The individuals chosen by Lawyer say something about her and about her focus. There are no victims in these images of a people who perhaps were being victimized by history when these photos were being taken almost a century ago. Instead, in the works on display are beautiful, empowered, and proud people, and one hard-looking individual that has known little fear of others in his hard life.
MR 096 (Cerulean Blue) from "Finding Authenticity (does anyone remember?)"
24" x 18", 2007, photo transfer on fabric by Sonya A. Lawyer
And curiously, as Lawyer says, except for the tell-tale signs of clothing and hairstyle, some of the photographs may have been taken “eight days ago instead of 80 years ago.”

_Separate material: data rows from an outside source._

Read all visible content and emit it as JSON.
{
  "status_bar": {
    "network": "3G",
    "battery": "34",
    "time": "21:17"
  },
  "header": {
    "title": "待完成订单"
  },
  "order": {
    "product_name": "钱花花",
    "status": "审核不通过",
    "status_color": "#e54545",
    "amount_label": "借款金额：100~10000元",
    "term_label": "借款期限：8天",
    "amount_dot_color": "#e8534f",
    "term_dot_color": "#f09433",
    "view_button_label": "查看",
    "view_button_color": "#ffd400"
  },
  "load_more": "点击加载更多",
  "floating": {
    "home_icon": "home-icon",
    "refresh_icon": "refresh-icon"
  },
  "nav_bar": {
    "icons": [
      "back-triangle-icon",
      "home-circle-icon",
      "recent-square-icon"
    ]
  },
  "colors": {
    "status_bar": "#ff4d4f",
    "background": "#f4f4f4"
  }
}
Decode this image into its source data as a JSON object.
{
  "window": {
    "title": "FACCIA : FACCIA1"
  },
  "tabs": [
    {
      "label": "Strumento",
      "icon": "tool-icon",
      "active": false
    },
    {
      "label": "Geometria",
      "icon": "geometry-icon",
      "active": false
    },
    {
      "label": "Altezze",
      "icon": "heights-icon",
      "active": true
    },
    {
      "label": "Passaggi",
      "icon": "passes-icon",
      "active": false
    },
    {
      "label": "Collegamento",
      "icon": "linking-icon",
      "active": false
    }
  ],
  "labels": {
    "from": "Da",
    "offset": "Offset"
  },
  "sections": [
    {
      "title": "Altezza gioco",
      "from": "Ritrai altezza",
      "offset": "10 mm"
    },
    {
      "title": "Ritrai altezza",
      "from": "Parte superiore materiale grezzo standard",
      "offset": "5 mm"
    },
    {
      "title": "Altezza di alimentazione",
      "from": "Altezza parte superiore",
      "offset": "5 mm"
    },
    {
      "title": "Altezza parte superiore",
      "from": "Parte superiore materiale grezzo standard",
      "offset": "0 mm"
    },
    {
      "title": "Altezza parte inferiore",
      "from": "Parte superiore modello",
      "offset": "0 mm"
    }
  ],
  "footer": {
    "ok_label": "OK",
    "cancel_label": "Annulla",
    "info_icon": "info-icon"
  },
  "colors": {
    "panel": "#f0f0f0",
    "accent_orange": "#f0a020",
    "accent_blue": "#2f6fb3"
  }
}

Beautiful, empowered, and proud... not the kind of images that Hollywood and popular culture generally uses as historical references for people of color from decades in the past; not caricatures and stereotypes, but human and authentic. Lawyer notes that “their eyes twinkle with insight and intelligence as they gaze at the camera, dressed in their best, with hair perfectly coiffed.”
When one looks at old portrait photographs discarded to the bins of antique shops or the digital world of online auctions, we all seem to come up with the same questions about these long-forgotten and abandoned people. And Lawyer asks “What were their names? How long did they live? Where did they work? Were they religious? Who were their friends and lovers? And who were their enemies? Who disappointed them and discarded them like trash? And who did they truly trust and believe in?”
Unfortunately, we will never know the answers to those and many similar questions. But I submit that in rescuing them from the bins of discarded history, and incorporating them into the substrate of a new art process, and consciously marrying them into a historical presentation brought forth into a contemporary dialogue, Lawyer has not only rescued, but also liberated these images and given them the potentially infinite lifespan that great artwork delivers.
The exhibition at GRACE goes through February 16, 2008 and it is the kind of exhibition with the impact deserving of a trip to Reston, by both the public and Washington Post, Washington Times and Washington City Paper critics alike.
GRACE, under the leadership of John Alciati and Joanne Bauer has made a noticeable turn-around in the last couple of years after a handful of years of being slightly out of focus and even in confusion, and kudos to the current board, curator and President/CEO is well deserved.
Go to Reston and see this show.